- less than (<) symbols were not present in earlier database versions
- most older analyses had the sodium (and potassium) calculated, so these analyses may seem balanced but may not be
Historical Data Entered and Water Quality Reviewed by County
This table lists which counties have had historical data entered and which have had thorough water quality reviews:
Water Quality (WQ) Review - YES in this field indicates all analyses have been checked and upgraded in including the addition of metadata such as collector, reliability, and lab codes, with remarks added where pertinent. When available, Fe, Mn, B, and conductivity values were corrected. NO in this field indicates that certain constituents are wrong and that most metadata codes will be blank. Note potential errors discussed above.
Historical (History) Data Entered - Old TWDB publications (mainly the Miscellaneous, or M, and Bulletin, or B series) contain much water level and water quality data that were lost due to their attachment to sites that were never assigned a SWN (as they are configured today). Thousands of water quality analyses and water-level measurements from the 1930s through the 1960s have not been entered in the database. This table lists which counties have had historical data entered. YES (always with report source(s) listed) indicates the data have been reviewed and entered; a percent indicates what percent (with report source(s) listed) has been reviewed and entered; NO indicates that no data have been reviewed and entered, although the source(s) to be reviewed are indicated; and NONE indicates that no source documents with old data exist.

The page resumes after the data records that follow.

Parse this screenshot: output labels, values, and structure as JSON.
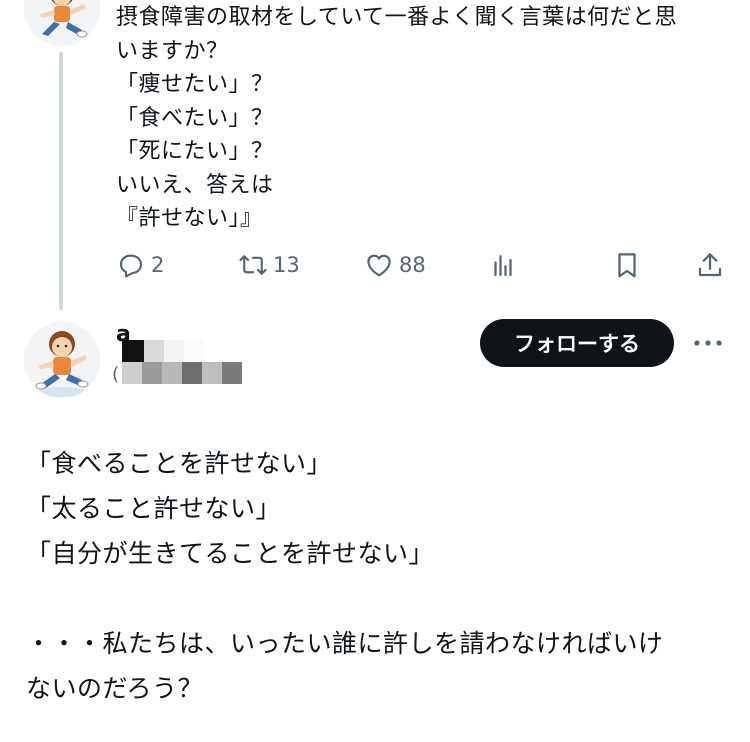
{
  "parent_tweet": {
    "avatar_icon": "runner-girl-avatar-icon",
    "lines": [
      "摂食障害の取材をしていて一番よく聞く言葉は何だと思",
      "いますか？",
      "「痩せたい」？",
      "「食べたい」？",
      "「死にたい」？",
      "いいえ、答えは",
      "『許せない」』"
    ],
    "actions": {
      "reply_count": "2",
      "retweet_count": "13",
      "like_count": "88"
    }
  },
  "main_tweet": {
    "avatar_icon": "runner-girl-avatar-icon",
    "author_name_visible": "a",
    "handle_open_paren": "(",
    "follow_label": "フォローする",
    "lines": [
      "「食べることを許せない」",
      "「太ること許せない」",
      "「自分が生きてることを許せない」",
      "",
      "・・・私たちは、いったい誰に許しを請わなければいけ",
      "ないのだろう？"
    ]
  },
  "colors": {
    "text": "#0f1419",
    "muted": "#536471",
    "thread_line": "#cfd9de",
    "follow_bg": "#0f1419",
    "follow_text": "#ffffff"
  }
}
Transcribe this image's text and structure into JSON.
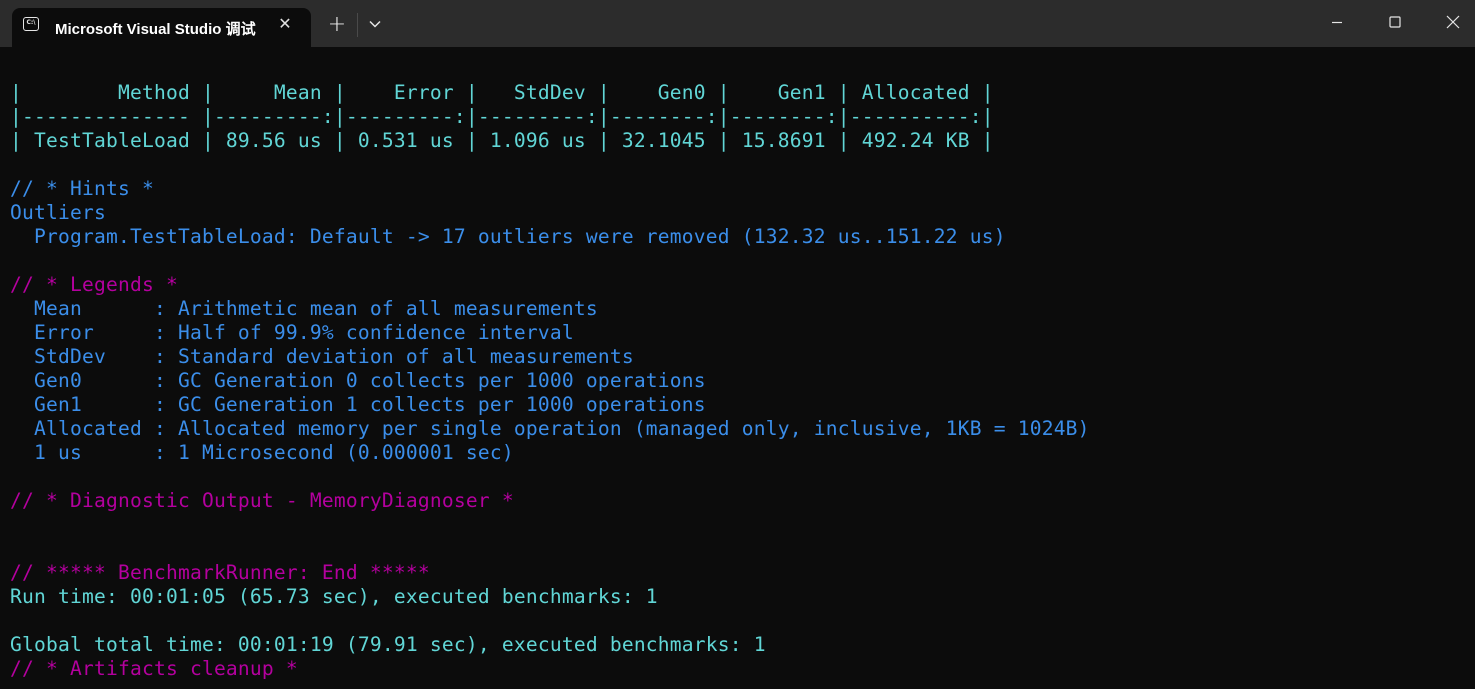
{
  "window": {
    "tab_title": "Microsoft Visual Studio 调试",
    "tab_icon": "console-icon",
    "close_tab_glyph": "✕",
    "new_tab_glyph": "+",
    "controls": [
      "minimize",
      "maximize",
      "close"
    ]
  },
  "colors": {
    "background": "#0c0c0c",
    "titlebar": "#2c2c2c",
    "cyan": "#61d6d6",
    "blue": "#3b8eea",
    "magenta": "#b4009e"
  },
  "summary_table": {
    "header_line": "|        Method |     Mean |    Error |   StdDev |    Gen0 |    Gen1 | Allocated |",
    "separator_line": "|-------------- |---------:|---------:|---------:|--------:|--------:|----------:|",
    "row_line": "| TestTableLoad | 89.56 us | 0.531 us | 1.096 us | 32.1045 | 15.8691 | 492.24 KB |",
    "columns": [
      "Method",
      "Mean",
      "Error",
      "StdDev",
      "Gen0",
      "Gen1",
      "Allocated"
    ],
    "rows": [
      [
        "TestTableLoad",
        "89.56 us",
        "0.531 us",
        "1.096 us",
        "32.1045",
        "15.8691",
        "492.24 KB"
      ]
    ]
  },
  "hints": {
    "heading": "// * Hints *",
    "title": "Outliers",
    "detail": "  Program.TestTableLoad: Default -> 17 outliers were removed (132.32 us..151.22 us)"
  },
  "legends": {
    "heading": "// * Legends *",
    "items": [
      "  Mean      : Arithmetic mean of all measurements",
      "  Error     : Half of 99.9% confidence interval",
      "  StdDev    : Standard deviation of all measurements",
      "  Gen0      : GC Generation 0 collects per 1000 operations",
      "  Gen1      : GC Generation 1 collects per 1000 operations",
      "  Allocated : Allocated memory per single operation (managed only, inclusive, 1KB = 1024B)",
      "  1 us      : 1 Microsecond (0.000001 sec)"
    ]
  },
  "diagnostic": {
    "heading": "// * Diagnostic Output - MemoryDiagnoser *"
  },
  "runner_end": {
    "heading": "// ***** BenchmarkRunner: End *****",
    "run_time": "Run time: 00:01:05 (65.73 sec), executed benchmarks: 1",
    "global_time": "Global total time: 00:01:19 (79.91 sec), executed benchmarks: 1",
    "cleanup": "// * Artifacts cleanup *"
  }
}
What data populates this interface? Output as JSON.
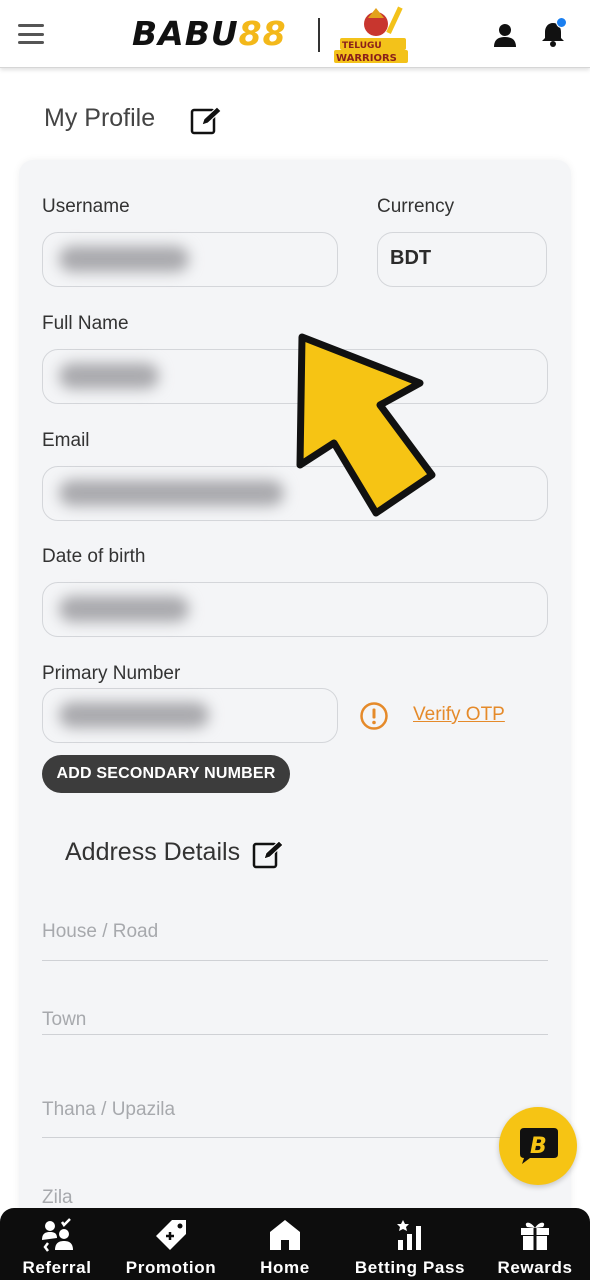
{
  "header": {
    "logo_text_main": "BABU",
    "logo_text_accent": "88",
    "partner_logo_text": "TELUGU WARRIORS"
  },
  "profile": {
    "title": "My Profile",
    "fields": {
      "username_label": "Username",
      "currency_label": "Currency",
      "currency_value": "BDT",
      "full_name_label": "Full Name",
      "email_label": "Email",
      "dob_label": "Date of birth",
      "primary_number_label": "Primary Number",
      "verify_link": "Verify OTP",
      "secondary_button": "ADD SECONDARY NUMBER"
    }
  },
  "address": {
    "title": "Address Details",
    "house_placeholder": "House / Road",
    "town_placeholder": "Town",
    "thana_placeholder": "Thana / Upazila",
    "zila_placeholder": "Zila"
  },
  "bottom_nav": {
    "items": [
      {
        "label": "Referral",
        "icon": "referral-icon"
      },
      {
        "label": "Promotion",
        "icon": "promotion-icon"
      },
      {
        "label": "Home",
        "icon": "home-icon"
      },
      {
        "label": "Betting Pass",
        "icon": "betting-pass-icon"
      },
      {
        "label": "Rewards",
        "icon": "rewards-icon"
      }
    ]
  },
  "colors": {
    "brand_yellow": "#f3b81a",
    "link_orange": "#e58a2a",
    "notification_blue": "#1a7ff0",
    "nav_background": "#0d0d0d"
  }
}
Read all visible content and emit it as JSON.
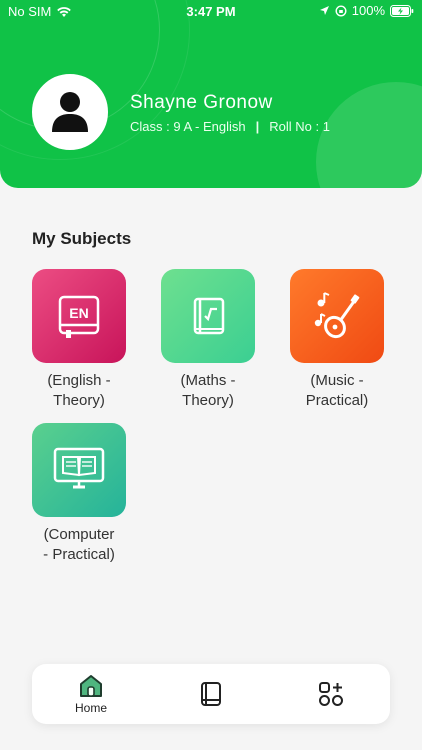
{
  "status_bar": {
    "carrier": "No SIM",
    "time": "3:47 PM",
    "battery": "100%"
  },
  "profile": {
    "name": "Shayne Gronow",
    "class_text": "Class : 9 A - English",
    "roll_text": "Roll No : 1"
  },
  "subjects": {
    "title": "My Subjects",
    "items": [
      {
        "line1": "(English -",
        "line2": "Theory)",
        "icon": "english-book-icon"
      },
      {
        "line1": "(Maths -",
        "line2": "Theory)",
        "icon": "maths-book-icon"
      },
      {
        "line1": "(Music -",
        "line2": "Practical)",
        "icon": "guitar-music-icon"
      },
      {
        "line1": "(Computer",
        "line2": "- Practical)",
        "icon": "computer-book-icon"
      }
    ],
    "english_badge": "EN"
  },
  "bottom_nav": {
    "home_label": "Home"
  },
  "colors": {
    "header_green": "#10c247",
    "home_icon": "#1f7a5a"
  }
}
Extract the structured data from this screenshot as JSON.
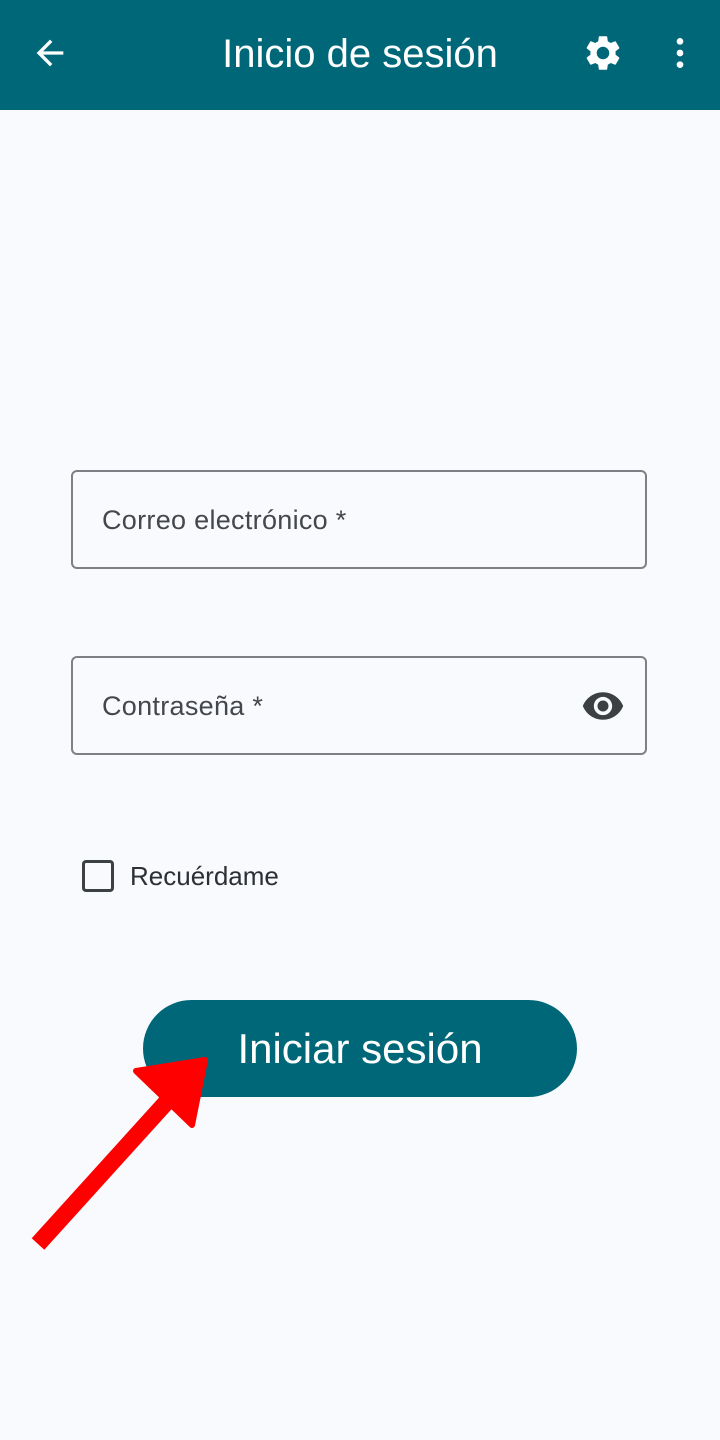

|61||Cameron||NO||SOME OF B5403|
Please contact the Groundwater Data Team with any groundwater data related questions.